◆ **INSTRUCTIONS TO FOLLOW**
If a line in the data below holds the word "menu", copy it.

——

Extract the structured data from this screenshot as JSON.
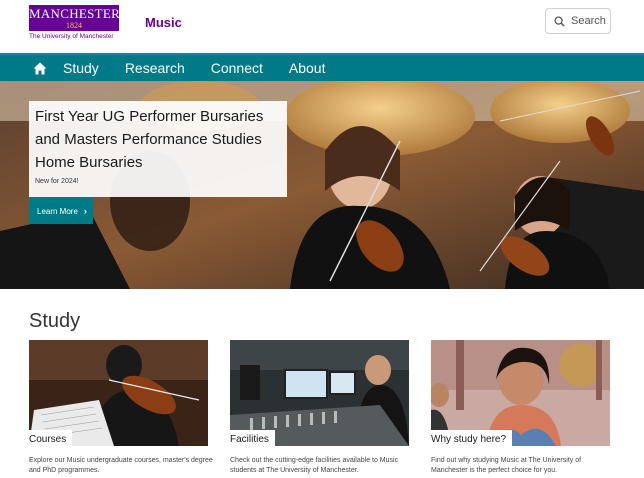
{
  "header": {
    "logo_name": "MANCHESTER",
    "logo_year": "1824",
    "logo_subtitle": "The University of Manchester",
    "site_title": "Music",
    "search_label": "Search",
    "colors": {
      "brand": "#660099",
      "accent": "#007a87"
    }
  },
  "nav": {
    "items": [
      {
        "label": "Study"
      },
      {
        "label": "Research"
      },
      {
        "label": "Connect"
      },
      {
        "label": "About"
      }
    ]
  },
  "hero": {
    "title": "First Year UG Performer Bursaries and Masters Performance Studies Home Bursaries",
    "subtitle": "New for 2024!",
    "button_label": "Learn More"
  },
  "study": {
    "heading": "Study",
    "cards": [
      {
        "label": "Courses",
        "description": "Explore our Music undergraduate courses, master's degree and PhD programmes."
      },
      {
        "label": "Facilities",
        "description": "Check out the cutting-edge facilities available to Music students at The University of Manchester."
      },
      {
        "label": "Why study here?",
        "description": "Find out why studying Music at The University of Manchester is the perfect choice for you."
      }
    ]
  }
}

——

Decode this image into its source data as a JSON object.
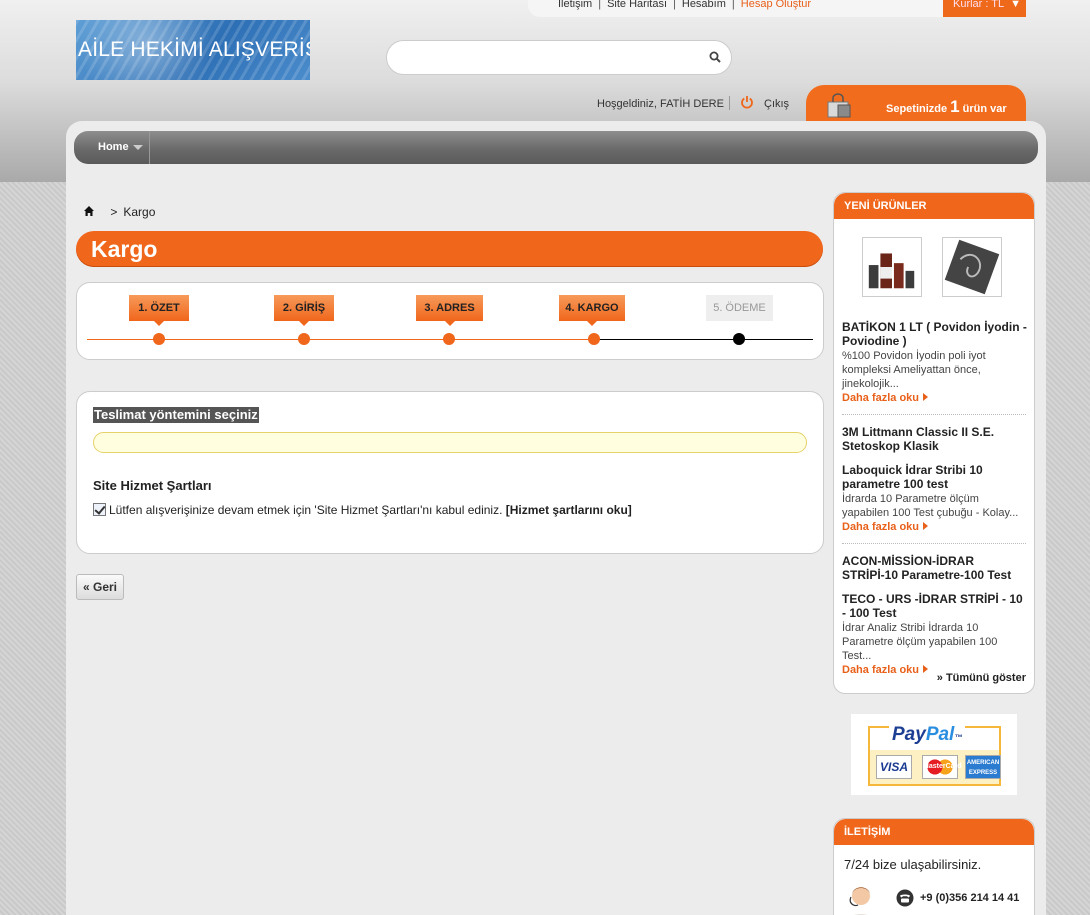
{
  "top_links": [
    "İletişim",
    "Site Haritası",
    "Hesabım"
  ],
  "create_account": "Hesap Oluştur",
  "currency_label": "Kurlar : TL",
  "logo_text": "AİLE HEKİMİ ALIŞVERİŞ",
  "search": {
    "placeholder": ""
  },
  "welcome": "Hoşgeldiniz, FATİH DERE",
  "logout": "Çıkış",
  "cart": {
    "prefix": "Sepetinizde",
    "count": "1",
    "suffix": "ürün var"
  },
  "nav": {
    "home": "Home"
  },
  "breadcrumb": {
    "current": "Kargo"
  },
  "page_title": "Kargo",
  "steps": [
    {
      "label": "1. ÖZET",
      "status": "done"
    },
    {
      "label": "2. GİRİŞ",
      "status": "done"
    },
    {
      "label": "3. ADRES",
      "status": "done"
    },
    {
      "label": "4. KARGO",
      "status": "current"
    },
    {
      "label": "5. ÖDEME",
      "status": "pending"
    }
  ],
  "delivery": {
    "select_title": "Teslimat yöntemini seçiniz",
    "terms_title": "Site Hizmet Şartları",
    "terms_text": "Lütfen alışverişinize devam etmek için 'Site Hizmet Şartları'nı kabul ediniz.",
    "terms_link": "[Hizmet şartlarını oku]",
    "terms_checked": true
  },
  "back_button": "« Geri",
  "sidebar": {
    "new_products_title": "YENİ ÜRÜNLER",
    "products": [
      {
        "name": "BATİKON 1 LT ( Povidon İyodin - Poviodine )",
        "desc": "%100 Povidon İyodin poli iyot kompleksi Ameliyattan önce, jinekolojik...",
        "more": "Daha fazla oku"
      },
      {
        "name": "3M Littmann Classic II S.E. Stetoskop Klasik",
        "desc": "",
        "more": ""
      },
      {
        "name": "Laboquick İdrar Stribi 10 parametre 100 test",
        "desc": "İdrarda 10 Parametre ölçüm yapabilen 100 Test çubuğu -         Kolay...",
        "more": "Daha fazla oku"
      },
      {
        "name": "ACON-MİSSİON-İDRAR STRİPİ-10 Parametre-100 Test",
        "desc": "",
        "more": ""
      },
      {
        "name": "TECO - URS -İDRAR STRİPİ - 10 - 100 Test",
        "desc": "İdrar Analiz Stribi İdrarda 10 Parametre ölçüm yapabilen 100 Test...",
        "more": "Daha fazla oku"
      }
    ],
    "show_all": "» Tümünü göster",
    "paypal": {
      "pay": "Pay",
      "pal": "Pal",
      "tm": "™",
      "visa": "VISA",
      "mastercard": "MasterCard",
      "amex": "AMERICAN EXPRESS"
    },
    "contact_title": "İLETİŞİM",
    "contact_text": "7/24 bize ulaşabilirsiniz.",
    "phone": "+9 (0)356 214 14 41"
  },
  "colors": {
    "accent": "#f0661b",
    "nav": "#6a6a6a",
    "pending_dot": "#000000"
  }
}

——

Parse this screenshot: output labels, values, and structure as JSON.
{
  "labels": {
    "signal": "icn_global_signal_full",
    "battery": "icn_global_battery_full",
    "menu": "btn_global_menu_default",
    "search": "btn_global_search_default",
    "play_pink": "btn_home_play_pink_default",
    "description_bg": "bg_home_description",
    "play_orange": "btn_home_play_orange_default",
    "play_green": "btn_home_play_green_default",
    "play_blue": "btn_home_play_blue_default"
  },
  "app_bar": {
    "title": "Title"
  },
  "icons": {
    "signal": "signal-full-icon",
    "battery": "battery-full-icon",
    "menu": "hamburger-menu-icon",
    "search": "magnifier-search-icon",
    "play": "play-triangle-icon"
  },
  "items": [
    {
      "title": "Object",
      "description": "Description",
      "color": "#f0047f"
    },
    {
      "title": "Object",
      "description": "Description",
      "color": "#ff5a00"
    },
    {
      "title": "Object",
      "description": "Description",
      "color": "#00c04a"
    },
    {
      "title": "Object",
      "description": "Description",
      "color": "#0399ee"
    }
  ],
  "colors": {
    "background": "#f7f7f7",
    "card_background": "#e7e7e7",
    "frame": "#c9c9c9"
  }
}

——

◆ **THE COMPLETED TASK**
    "menu": "btn_global_menu_default",
    "menu": "hamburger-menu-icon",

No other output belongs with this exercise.